SUPPLIED DATA:

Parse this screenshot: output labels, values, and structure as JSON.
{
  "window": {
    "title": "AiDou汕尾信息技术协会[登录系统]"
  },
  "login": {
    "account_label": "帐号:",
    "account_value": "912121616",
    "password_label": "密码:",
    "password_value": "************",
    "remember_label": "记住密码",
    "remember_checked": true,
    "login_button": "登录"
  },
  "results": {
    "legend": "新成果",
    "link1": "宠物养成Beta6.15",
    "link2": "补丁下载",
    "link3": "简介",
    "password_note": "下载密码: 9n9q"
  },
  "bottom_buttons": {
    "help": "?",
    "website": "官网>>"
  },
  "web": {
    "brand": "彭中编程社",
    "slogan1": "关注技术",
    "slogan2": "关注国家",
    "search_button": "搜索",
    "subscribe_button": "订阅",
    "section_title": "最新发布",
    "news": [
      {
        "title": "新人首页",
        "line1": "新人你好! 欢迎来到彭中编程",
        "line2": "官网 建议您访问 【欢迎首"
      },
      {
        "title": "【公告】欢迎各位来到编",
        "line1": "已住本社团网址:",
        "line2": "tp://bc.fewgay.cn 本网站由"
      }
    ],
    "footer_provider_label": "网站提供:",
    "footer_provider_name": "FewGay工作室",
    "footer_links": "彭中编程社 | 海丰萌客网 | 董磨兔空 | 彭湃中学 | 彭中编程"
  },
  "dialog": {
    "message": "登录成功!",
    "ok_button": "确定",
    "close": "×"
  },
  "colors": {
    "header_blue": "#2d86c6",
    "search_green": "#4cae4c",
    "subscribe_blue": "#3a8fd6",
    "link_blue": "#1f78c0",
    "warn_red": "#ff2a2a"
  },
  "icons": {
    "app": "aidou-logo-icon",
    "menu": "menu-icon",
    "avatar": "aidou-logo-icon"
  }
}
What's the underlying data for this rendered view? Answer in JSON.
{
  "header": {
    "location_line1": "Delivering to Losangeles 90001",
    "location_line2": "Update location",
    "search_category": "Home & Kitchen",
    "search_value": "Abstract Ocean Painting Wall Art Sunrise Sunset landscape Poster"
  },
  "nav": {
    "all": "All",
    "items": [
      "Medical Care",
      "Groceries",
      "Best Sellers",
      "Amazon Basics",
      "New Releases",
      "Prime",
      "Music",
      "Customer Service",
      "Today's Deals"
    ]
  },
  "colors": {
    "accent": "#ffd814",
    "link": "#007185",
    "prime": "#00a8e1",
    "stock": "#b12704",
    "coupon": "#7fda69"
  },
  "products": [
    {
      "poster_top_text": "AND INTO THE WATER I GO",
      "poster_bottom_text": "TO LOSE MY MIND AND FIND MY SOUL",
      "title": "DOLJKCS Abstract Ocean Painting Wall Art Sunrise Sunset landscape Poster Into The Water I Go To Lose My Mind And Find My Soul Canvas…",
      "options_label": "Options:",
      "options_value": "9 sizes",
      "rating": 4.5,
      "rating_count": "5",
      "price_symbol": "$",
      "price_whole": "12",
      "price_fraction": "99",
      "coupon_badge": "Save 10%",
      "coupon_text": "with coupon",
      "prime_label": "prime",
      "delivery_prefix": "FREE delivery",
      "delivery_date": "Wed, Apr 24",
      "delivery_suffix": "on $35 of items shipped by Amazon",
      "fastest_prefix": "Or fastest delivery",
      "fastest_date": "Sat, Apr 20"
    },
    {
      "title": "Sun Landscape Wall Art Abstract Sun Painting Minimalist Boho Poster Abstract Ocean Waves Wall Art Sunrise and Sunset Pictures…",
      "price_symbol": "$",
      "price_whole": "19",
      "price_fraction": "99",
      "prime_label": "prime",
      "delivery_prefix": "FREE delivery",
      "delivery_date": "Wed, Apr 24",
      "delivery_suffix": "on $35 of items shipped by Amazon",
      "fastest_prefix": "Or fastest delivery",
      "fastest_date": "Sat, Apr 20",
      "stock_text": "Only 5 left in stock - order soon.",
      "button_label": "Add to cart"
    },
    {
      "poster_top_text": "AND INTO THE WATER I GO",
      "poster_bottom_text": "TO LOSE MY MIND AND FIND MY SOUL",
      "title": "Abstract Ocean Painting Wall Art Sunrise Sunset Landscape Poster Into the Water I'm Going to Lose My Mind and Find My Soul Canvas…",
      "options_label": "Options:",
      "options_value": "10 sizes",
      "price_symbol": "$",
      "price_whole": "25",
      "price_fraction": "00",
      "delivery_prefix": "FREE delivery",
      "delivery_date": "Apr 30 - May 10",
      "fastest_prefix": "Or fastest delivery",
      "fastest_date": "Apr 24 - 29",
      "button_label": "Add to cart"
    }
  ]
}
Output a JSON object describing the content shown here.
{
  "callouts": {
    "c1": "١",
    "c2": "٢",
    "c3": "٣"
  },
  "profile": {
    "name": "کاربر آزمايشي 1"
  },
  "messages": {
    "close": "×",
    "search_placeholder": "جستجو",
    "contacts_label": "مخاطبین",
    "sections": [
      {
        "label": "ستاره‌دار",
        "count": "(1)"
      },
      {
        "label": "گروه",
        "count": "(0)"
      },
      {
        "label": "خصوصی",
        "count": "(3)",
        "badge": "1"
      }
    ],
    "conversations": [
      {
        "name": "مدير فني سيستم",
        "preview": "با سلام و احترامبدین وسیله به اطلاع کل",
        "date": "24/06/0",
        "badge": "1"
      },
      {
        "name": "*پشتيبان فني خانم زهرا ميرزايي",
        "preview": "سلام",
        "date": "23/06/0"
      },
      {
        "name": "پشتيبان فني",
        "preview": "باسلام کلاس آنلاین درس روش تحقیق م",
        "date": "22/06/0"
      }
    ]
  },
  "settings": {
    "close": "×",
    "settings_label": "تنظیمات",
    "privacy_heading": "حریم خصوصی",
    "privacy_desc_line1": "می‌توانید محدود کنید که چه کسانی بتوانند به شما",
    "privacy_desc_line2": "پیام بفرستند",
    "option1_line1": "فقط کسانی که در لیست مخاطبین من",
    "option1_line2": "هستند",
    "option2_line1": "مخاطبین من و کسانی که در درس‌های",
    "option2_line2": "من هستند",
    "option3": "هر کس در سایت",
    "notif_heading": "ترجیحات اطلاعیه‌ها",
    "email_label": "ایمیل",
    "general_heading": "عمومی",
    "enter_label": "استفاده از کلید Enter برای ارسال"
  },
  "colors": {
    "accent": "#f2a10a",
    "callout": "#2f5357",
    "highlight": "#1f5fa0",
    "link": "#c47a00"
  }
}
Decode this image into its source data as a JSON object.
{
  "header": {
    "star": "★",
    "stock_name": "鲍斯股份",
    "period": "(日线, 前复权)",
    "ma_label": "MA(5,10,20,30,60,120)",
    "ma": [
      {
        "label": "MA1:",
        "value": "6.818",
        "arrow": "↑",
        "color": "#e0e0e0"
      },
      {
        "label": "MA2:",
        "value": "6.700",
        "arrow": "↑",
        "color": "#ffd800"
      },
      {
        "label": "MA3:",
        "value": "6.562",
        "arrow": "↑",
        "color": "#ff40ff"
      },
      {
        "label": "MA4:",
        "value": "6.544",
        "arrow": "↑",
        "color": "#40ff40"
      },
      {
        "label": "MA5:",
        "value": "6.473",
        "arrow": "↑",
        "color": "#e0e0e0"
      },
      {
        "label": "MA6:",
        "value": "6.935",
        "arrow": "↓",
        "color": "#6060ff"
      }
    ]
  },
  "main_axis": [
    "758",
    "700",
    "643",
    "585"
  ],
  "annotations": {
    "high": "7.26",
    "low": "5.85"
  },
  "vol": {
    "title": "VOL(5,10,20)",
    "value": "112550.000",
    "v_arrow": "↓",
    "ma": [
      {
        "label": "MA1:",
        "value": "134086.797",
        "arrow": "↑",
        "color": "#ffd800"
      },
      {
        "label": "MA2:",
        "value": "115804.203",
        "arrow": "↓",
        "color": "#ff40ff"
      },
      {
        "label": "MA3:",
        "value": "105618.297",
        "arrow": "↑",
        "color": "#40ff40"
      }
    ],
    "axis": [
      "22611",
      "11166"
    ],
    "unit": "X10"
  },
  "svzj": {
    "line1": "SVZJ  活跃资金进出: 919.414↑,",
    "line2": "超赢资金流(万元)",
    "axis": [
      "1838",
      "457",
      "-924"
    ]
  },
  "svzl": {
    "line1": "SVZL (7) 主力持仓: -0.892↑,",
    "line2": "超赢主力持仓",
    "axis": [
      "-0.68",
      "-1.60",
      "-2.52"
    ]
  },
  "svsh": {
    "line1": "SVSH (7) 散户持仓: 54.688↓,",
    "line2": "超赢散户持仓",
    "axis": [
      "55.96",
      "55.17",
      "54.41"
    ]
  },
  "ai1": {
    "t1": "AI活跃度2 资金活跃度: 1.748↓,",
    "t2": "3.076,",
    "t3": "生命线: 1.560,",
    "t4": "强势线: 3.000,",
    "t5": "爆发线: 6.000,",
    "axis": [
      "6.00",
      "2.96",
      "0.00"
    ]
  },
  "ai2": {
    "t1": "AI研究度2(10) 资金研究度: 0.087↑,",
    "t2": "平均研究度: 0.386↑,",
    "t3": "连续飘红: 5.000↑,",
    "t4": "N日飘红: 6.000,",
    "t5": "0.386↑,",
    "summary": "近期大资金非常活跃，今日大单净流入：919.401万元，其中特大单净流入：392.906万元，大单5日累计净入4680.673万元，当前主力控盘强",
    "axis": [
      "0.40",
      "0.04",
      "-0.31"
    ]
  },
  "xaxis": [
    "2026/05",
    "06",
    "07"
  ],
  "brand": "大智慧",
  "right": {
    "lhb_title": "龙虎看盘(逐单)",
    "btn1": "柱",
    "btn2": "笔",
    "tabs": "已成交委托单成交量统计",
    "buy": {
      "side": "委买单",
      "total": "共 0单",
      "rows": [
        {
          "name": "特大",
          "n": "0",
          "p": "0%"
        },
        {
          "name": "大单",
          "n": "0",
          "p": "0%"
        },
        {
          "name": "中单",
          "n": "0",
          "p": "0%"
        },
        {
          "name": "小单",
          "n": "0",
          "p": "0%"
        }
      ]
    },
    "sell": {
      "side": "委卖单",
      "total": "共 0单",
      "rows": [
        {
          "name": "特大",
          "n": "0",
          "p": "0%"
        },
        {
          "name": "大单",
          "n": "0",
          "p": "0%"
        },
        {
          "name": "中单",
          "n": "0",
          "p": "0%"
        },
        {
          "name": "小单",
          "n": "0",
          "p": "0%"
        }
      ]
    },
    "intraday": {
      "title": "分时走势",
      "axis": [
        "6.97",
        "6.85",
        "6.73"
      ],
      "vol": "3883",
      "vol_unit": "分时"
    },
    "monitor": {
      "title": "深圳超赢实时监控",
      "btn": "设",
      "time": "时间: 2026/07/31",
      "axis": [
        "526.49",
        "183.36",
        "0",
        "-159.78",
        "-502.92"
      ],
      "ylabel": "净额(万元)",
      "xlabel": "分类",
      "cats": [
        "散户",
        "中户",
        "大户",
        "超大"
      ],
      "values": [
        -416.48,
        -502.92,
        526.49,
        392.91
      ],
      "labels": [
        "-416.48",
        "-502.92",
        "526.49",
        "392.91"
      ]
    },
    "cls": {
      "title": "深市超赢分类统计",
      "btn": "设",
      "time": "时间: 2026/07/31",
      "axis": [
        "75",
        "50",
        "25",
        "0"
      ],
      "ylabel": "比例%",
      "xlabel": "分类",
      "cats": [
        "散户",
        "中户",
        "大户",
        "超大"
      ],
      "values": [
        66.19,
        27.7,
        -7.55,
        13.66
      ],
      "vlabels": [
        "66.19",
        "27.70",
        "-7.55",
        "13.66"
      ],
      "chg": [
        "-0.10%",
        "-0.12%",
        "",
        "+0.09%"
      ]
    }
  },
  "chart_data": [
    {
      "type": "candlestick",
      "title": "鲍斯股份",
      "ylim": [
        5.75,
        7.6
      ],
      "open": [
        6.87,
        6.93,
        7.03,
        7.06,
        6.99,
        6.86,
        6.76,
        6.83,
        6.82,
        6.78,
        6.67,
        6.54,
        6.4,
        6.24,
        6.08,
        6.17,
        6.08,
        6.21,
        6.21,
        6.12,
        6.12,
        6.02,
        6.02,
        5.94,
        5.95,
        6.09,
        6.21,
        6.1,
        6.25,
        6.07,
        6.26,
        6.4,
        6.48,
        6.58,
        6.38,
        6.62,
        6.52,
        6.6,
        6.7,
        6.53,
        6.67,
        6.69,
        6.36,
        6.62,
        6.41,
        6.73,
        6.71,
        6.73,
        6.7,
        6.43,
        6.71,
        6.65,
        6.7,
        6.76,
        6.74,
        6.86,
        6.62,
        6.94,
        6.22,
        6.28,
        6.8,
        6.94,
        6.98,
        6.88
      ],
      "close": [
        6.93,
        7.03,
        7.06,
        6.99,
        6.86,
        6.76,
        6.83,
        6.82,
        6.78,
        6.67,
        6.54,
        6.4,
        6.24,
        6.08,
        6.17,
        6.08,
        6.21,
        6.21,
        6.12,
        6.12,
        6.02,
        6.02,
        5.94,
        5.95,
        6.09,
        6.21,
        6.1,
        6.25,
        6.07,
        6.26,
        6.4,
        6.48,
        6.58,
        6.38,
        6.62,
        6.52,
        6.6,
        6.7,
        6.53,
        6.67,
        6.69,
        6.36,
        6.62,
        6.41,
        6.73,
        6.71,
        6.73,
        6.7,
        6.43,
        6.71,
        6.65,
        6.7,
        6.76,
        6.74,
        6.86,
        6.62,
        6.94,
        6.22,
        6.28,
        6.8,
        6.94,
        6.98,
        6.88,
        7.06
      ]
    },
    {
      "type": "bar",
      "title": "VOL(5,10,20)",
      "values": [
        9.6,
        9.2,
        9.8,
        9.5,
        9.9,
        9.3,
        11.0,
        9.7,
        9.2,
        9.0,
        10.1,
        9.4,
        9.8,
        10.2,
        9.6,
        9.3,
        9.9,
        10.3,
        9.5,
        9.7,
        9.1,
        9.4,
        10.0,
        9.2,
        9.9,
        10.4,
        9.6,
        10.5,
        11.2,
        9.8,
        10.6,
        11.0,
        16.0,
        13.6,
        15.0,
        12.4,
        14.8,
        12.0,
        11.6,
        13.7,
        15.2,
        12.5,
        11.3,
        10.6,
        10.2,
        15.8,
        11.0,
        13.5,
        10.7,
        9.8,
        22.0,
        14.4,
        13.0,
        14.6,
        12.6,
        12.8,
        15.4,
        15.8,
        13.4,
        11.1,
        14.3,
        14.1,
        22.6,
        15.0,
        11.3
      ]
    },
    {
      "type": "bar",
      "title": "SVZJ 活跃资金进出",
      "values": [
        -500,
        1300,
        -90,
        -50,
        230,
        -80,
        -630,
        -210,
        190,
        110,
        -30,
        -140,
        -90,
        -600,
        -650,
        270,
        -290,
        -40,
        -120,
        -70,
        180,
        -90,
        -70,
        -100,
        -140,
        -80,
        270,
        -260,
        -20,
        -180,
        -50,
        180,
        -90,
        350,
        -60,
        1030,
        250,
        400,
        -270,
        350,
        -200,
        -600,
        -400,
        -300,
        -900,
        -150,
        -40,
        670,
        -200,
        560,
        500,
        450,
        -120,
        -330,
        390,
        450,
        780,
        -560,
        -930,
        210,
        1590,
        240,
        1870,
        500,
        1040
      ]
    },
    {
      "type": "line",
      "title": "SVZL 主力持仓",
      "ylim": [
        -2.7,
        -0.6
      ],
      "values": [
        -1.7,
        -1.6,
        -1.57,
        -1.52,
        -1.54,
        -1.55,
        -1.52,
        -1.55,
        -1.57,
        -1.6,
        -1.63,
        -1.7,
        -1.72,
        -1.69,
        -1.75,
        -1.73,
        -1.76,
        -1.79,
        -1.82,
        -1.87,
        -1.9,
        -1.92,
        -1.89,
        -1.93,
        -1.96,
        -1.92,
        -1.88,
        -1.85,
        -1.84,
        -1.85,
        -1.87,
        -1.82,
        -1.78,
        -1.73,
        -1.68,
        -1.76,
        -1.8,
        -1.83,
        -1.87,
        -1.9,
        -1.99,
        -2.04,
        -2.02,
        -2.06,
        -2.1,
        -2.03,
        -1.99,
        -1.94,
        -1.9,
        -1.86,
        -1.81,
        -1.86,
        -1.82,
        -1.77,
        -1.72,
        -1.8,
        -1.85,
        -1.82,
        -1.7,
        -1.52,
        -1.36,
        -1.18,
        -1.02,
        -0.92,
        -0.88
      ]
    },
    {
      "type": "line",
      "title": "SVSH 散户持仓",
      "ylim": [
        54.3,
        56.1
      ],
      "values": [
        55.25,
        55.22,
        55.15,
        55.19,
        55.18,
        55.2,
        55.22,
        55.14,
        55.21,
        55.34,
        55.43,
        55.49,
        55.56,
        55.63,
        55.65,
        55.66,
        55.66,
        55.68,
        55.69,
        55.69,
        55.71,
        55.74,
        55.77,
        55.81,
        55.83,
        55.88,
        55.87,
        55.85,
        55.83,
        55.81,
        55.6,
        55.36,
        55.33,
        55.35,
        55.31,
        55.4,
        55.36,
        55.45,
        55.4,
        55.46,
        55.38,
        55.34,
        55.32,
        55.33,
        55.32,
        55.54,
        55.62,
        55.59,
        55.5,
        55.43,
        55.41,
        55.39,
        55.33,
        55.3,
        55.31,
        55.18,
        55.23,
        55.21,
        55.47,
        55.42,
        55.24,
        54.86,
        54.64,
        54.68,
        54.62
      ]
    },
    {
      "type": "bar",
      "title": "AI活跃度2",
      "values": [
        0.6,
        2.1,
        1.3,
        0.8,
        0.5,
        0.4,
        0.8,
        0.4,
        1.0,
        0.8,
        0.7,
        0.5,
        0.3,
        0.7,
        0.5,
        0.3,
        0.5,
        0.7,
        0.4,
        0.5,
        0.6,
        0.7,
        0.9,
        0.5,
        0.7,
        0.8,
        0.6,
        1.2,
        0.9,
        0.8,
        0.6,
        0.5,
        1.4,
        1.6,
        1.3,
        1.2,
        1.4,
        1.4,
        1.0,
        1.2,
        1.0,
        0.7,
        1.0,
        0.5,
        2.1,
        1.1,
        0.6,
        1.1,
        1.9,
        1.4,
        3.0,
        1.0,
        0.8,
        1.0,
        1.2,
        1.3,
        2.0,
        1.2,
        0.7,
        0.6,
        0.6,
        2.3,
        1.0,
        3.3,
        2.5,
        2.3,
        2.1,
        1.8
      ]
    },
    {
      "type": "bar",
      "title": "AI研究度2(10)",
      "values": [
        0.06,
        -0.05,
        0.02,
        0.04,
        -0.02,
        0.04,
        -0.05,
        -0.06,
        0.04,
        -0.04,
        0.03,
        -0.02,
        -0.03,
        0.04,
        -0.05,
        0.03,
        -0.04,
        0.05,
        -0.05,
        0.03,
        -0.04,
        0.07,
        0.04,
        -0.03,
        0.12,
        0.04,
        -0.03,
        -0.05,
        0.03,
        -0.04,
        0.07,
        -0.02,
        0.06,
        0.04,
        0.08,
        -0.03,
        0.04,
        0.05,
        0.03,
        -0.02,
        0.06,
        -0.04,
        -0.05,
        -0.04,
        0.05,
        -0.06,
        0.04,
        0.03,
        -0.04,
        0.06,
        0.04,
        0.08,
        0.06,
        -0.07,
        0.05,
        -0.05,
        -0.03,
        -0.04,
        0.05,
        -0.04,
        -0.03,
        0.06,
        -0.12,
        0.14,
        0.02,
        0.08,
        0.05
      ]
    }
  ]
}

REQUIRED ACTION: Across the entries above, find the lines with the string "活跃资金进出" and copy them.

RESPONSE:
    "line1": "SVZJ  活跃资金进出: 919.414↑,",
      "title": "SVZJ 活跃资金进出",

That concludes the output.